Nurses rally at the B.C. legislature, calling for safer working conditions, 2015. (Tom Fletcher/Black Press)

B.C. nurses, emergency dispatchers get help for work-related trauma

WorkSafeBC changes also extend to publicly funded care aides

Treatment for work-related post-traumatic stress disorder is being extended to emergency dispatchers, nurses and care aides in B.C.

Labour Minister Harry Bains announced that post-traumatic stress disorder and related mental conditions are being extended to those job categories in workers compensation regulations, effective Tuesday. The regulation already covers police, paramedics, sheriffs, correctional officers and firefighters.

The changes “are about fairness and support for workers who receive higher-than-average mental harm due to the jobs they do on behalf of British Columbians,” Bains said.

B.C. Nurses Union president Christine Sorensen said the change is a welcome result after years of the union’s campaign to highlight violence against nurses and other health care workers.

READ MORE: Two nurses attacked at B.C. psychiatric hospital

Jennifer Whiteside, secretary-business manager for the Hospital Employees Union, said care aides respond to unexpected deaths, including suicides, as well as threats and intimidation.

Oliver Gruter-Andrew, CEO of E-Comm, the largest 9-1-1 call centre in B.C., said dispatchers “are the first contact for people experiencing trauma and that’s often traumatic for them as well.”

The regulation change means employees in designated jobs are presumed to be covered if they are diagnosed with the stress-related condition and medical evidence shows it is work related.

A similar change was announced last week for cancer, heart disease and mental-health disorders for wildfire fighters, fire investigators and firefighters working for Indigenous organizations.


@tomfletcherbc
tfletcher@blackpress.ca

Like us on Facebook and follow us on Twitter.

Just Posted

Fire forces 36 people at Vanderhoof care home to evacuate

No one was hurt after the fire at Stuart Nechako Manor

Repen: FOI data proves Telkwans being ripped off by ICBC

Former Telkwa mayor received a response from ICBC and says the results don’t look good for residents

Fires still burning near Telegraph Creek

BC Wildfire Service assures residents of a proactive plan heading into wildfire season

Northwest entrepreneurs pitch their plans for cash prizes

ThriveNorth announces 12 finalists in this year’s business challenge

Gas prices spike in northern B.C. ahead of the long weekend

Fuel went up 17 cents overnight in Prince Rupert

Homeless activists outside Notre Dame demand ‘a roof too’

Wealthy people have donated millions to effort to rebuild cathedral after devastating fire

PHOTOS: Green Party Leader Elizabeth May says ‘I do’ on Earth Day

May and John Kidder got married Monday morning in Victoria

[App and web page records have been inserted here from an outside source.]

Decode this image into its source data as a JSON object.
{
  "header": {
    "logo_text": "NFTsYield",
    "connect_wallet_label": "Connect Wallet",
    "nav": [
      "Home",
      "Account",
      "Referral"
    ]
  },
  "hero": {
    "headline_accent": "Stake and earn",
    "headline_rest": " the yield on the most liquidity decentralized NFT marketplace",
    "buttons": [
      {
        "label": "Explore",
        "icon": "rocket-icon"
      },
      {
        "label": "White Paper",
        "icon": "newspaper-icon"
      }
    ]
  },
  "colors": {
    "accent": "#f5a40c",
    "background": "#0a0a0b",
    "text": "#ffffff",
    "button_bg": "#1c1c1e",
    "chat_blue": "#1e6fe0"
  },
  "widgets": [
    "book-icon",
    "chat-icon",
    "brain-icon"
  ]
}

Sri Lanka invokes war-time military powers after nearly 300 killed in Easter bombings

Sri Lanka’s minister of tourism says 39 foreign tourists were killed in the Easter Sunday attacks

B.C. Interior yoga studio raises $2,500 for woman leaving abusive relationship

The 100 Mile House studio held a fundraiser yoga class and accepted donations from members to help the woman

Deadly synthetic drug found in Kamloops that puts users in ‘zombielike’ state

Interior Health warning says substance causes ‘speedy, trippy-like symptoms’ and hallucinations

Trudeau to be portrayed on ‘Simpsons’ episode

Toronto journalist who’s posted videos of himself doing impressions of the PM voiced him for the show

Elizabeth May’s wedding dress a ‘walk through a garden’ on Earth Day

Green Party leader set to get married in Victoria

Bodies of 3 mountain climbers recovered after last week’s Banff avalanche

The men disappeared while attempting to climb the east face of Howse Peak in the Icefields Parkway

B.C. fire department rescues kittens

Enderby homeowner not aware kittens in wood pile near garbage pile fire that got out of hand

Most Read